How intent can drive higher levels of account engagement for B2B marketers and turn ABM into ABX? Accuracy is key when it comes to understanding data and as a result, brands can build a stronger two-way dialogue with potential customers, depending on the specific needs, profile, and purchasing criteria of each account individually.
This powerful account information can help target the message and content you deliver to meet the exact needs of each account. This can speed up the discovery process and lead to a higher and faster customer conversion rate.
By following this principle and continuing to leverage data-driven account-level insights deeper into the account lifecycle, marketers have the opportunity to develop a stronger ongoing engagement with customers, expand and diversify relationships within the client organization and ultimately expose more opportunities. This is where account-based marketing (ABM) can evolve into an account-based experience (ABX).
ABX is where the principles of data-driven engagement extend to every point of account touchpoint – from onboarding to renewals and from account management to customer success to create a cohesive experience, relevant and of great value to customers.
Why ABM needs to evolve
Account-based marketing (ABM) is a term that has been around for a while, but it only started to gain momentum about five years ago. The main problem with its effectiveness in this current market is that in the name “marketing” there is no indication or connection to sales. However, sales and marketing have always been and always will be so intrinsically linked, especially when it comes to their main drivers. How do we encourage engagement? How do we focus on our most important customers? How do we define our ideal client?

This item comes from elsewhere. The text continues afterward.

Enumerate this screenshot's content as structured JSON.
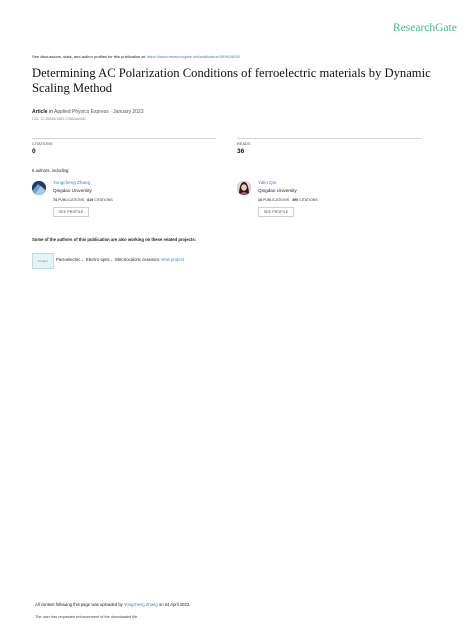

In the established ABM model, it was the marketing team that gathered the information to be dispersed among the sales teams and told sales where to focus their efforts. But it is always the sales teams who have more direct contact and dialogue with potential and existing customers. As a model, that doesn’t make a lot of sense.

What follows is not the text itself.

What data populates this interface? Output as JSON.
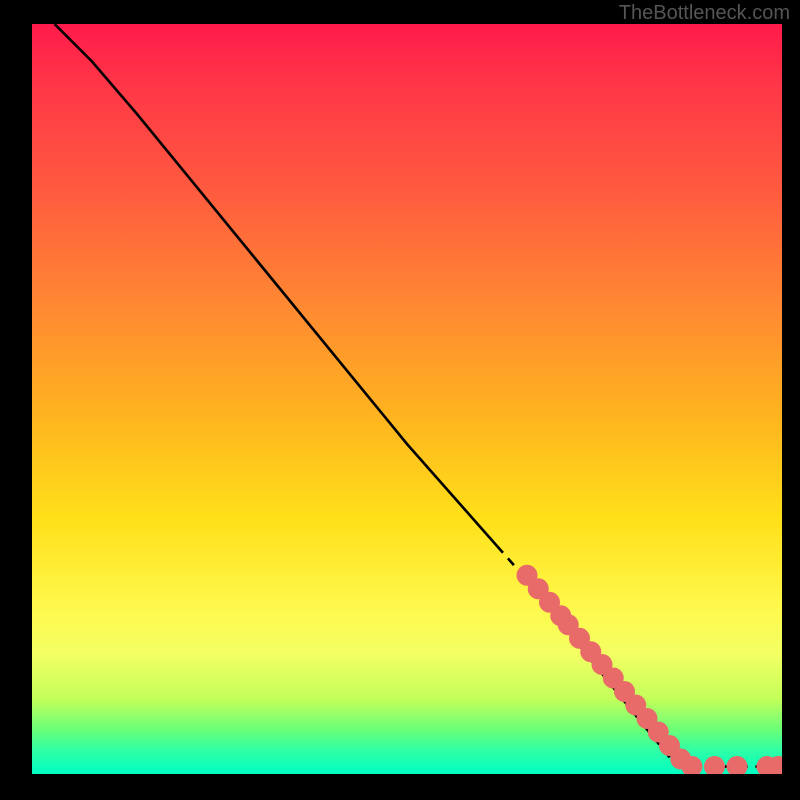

ABX tackles this problem head-on, taking ABM to the next level, version 2.0 if you will. Start by recognizing that it’s not just marketing that is important in any customer relationship. What matters is how the entire organization interacts with each customer throughout the customer lifecycle, taking into account the entire customer journey.
The customer journey, however, is once again an outdated marketing term, which typically only focuses on the phase from initial customer interest to selling and rarely takes into account renewal cycles or upselling or crosses in progress. The first transaction with a new customer is important, it should only be the start of the journey, the start of an ongoing relationship that develops a deeper understanding of the account and provides a life of value.

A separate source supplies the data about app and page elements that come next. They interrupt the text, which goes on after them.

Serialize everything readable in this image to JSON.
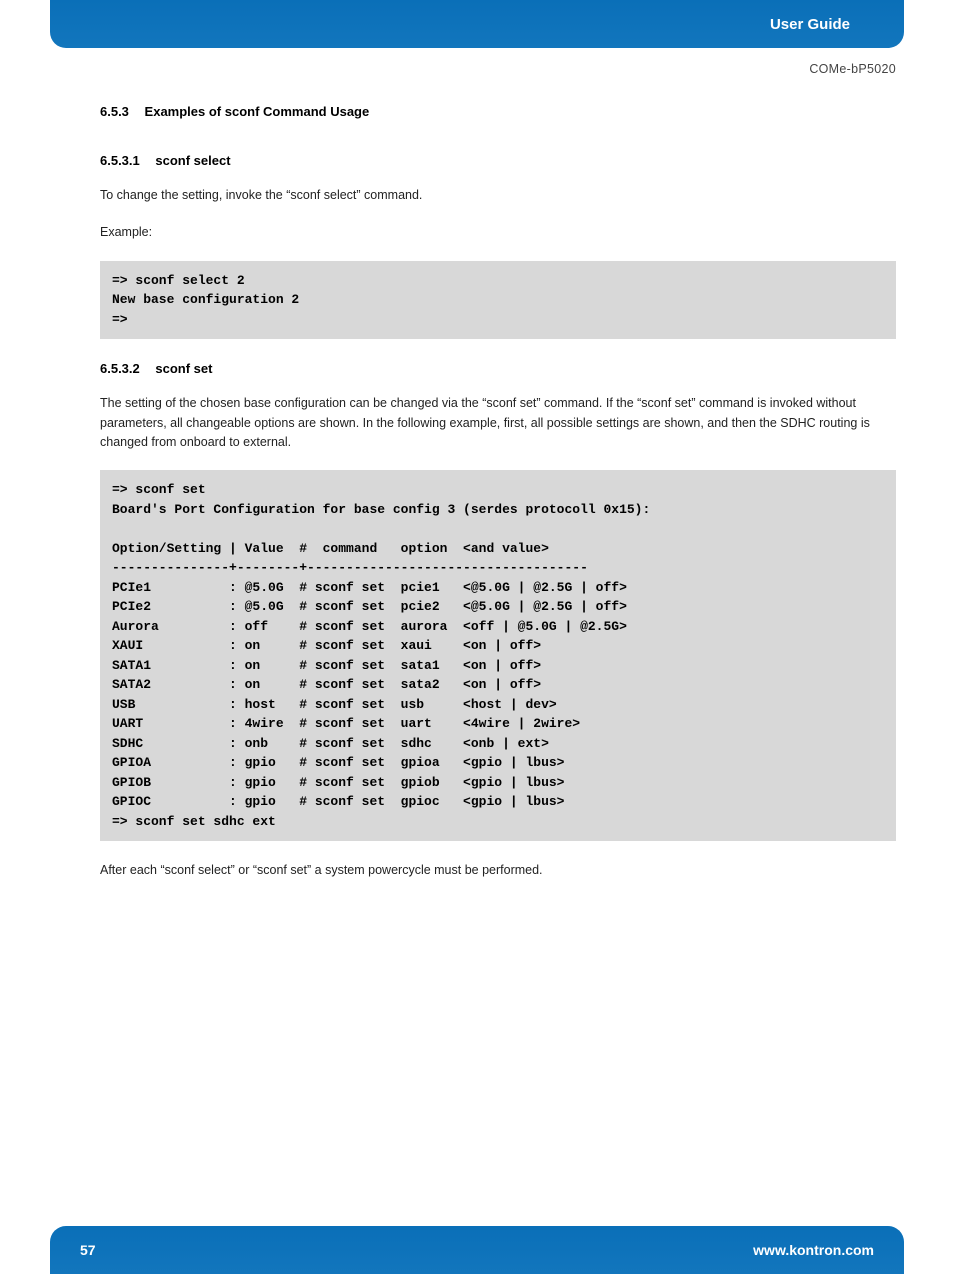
{
  "header": {
    "title": "User Guide",
    "doc_id": "COMe-bP5020"
  },
  "section_653": {
    "number": "6.5.3",
    "title": "Examples of sconf Command Usage"
  },
  "section_6531": {
    "number": "6.5.3.1",
    "title": "sconf select",
    "para1": "To change the setting, invoke the “sconf select” command.",
    "para2": "Example:",
    "code": "=> sconf select 2\nNew base configuration 2\n=>"
  },
  "section_6532": {
    "number": "6.5.3.2",
    "title": "sconf set",
    "para1": "The setting of the chosen base configuration can be changed via the “sconf set” command. If the “sconf set” command is invoked without parameters, all changeable options are shown. In the following example, first, all possible settings are shown, and then the SDHC routing is changed from onboard to external.",
    "code": "=> sconf set\nBoard's Port Configuration for base config 3 (serdes protocoll 0x15):\n\nOption/Setting | Value  #  command   option  <and value>\n---------------+--------+------------------------------------\nPCIe1          : @5.0G  # sconf set  pcie1   <@5.0G | @2.5G | off>\nPCIe2          : @5.0G  # sconf set  pcie2   <@5.0G | @2.5G | off>\nAurora         : off    # sconf set  aurora  <off | @5.0G | @2.5G>\nXAUI           : on     # sconf set  xaui    <on | off>\nSATA1          : on     # sconf set  sata1   <on | off>\nSATA2          : on     # sconf set  sata2   <on | off>\nUSB            : host   # sconf set  usb     <host | dev>\nUART           : 4wire  # sconf set  uart    <4wire | 2wire>\nSDHC           : onb    # sconf set  sdhc    <onb | ext>\nGPIOA          : gpio   # sconf set  gpioa   <gpio | lbus>\nGPIOB          : gpio   # sconf set  gpiob   <gpio | lbus>\nGPIOC          : gpio   # sconf set  gpioc   <gpio | lbus>\n=> sconf set sdhc ext",
    "para2": "After each “sconf select” or “sconf set” a system powercycle must be performed."
  },
  "footer": {
    "page": "57",
    "url": "www.kontron.com"
  }
}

This means that for marketers to be more effective in the long run, they need to engage and collaborate with customer success and sales teams and, to some extent, customer service as well. These functions must work together seamlessly to ensure a single pane of glass on each client so that there is consistency and continuity in every interaction with the client. As many of us know from bitter experience, as a sales rep there is nothing worse than performing a quarterly review to find that there is a risk of a completely unexpected but completely preventable quit. This is where ABX is really a game-changer.
The Evolution to ABX
When it comes to the account-based experience, it’s important to understand what it is and what it isn’t. Our definition is as follows:
“Account-Based Experience (ABX) is a methodology that relies on successful marketing, sales, and customer teams to create personalized customer journeys centered on individual accounts. ABX, the next generation of ABM, ensures that all interactions with the brand through the customer experience are focused on end-users and their needs”.
It is important to note that ABX does not replace ABM; it’s more of an evolution. We’re not saying brands shouldn’t be ABM anymore, but we think we’ll see ABM mature into ABX in the next few years. Businesses need to recognize this, especially those new to ABM. They should think about their approach and explore the benefits of directly accelerating ABX to make their future at the ABM and demonstrate a larger return on their strategy.